Which of the lines below contain the string "title"? Copy each one.
BEGIN Material provided
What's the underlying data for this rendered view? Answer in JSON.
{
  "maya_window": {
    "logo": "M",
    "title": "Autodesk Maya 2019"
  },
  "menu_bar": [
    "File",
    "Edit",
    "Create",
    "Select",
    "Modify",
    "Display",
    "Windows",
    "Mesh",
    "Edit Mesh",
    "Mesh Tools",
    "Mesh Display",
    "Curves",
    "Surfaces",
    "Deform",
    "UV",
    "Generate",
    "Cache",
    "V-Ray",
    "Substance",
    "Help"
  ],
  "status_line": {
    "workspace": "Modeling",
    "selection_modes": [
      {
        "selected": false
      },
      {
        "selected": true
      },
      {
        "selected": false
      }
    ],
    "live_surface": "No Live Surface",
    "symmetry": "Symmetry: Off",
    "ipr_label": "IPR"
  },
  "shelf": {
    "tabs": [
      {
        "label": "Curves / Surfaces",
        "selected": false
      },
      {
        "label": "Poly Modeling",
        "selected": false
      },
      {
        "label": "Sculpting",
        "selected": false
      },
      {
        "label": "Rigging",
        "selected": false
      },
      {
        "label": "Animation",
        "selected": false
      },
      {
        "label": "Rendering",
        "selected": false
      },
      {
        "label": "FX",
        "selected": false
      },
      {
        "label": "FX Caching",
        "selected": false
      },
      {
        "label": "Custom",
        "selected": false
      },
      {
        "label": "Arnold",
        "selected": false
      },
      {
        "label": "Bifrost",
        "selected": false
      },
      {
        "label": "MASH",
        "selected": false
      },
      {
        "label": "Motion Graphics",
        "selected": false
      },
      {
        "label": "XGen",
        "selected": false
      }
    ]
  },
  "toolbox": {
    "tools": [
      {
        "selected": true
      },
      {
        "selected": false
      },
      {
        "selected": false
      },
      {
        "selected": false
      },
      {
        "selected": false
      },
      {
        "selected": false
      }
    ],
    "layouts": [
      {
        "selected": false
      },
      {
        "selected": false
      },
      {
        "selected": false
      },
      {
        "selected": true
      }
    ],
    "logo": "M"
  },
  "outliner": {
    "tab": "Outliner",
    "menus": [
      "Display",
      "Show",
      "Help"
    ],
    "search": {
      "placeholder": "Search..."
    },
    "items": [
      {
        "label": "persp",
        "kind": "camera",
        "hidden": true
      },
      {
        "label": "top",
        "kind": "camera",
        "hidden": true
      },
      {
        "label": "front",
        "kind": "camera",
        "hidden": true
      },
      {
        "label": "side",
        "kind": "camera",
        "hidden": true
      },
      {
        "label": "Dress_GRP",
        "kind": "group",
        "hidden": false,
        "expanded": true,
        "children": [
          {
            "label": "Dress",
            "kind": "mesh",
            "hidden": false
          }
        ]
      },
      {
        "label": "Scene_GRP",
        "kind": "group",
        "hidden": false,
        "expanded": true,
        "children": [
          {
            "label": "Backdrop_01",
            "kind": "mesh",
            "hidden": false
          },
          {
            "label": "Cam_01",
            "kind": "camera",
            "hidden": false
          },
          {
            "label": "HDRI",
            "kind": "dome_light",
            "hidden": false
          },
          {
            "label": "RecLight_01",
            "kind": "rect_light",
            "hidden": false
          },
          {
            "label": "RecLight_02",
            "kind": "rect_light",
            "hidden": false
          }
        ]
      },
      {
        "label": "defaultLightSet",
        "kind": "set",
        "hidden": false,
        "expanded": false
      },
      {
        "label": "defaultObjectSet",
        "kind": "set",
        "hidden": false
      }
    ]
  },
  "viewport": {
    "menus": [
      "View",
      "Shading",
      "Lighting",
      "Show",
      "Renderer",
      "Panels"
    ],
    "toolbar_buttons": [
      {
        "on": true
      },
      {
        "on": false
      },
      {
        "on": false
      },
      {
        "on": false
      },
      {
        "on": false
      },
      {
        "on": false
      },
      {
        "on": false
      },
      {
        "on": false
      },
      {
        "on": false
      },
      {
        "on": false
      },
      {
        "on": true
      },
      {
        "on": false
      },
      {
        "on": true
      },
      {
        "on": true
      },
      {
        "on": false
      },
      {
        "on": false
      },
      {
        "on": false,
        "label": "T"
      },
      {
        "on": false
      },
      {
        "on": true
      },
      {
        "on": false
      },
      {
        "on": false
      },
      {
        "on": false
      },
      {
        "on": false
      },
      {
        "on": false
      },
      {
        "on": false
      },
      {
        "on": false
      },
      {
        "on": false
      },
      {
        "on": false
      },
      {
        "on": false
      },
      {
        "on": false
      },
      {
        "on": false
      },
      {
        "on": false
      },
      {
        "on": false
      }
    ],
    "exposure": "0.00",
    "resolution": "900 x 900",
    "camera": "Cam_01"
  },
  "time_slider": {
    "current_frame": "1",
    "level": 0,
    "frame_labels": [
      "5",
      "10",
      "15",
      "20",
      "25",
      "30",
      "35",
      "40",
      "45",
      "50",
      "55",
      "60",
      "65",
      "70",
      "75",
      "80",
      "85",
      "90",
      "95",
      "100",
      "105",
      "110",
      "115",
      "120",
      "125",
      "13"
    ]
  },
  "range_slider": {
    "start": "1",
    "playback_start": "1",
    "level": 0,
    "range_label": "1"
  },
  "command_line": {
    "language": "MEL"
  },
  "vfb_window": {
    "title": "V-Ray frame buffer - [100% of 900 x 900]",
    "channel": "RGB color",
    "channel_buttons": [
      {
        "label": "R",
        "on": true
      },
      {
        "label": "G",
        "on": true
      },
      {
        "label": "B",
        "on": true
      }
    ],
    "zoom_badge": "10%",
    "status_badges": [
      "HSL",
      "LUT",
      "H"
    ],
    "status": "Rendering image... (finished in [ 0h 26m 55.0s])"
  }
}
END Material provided
◆ Response to the exercise ◆
    "title": "Autodesk Maya 2019"
    "title": "V-Ray frame buffer - [100% of 900 x 900]",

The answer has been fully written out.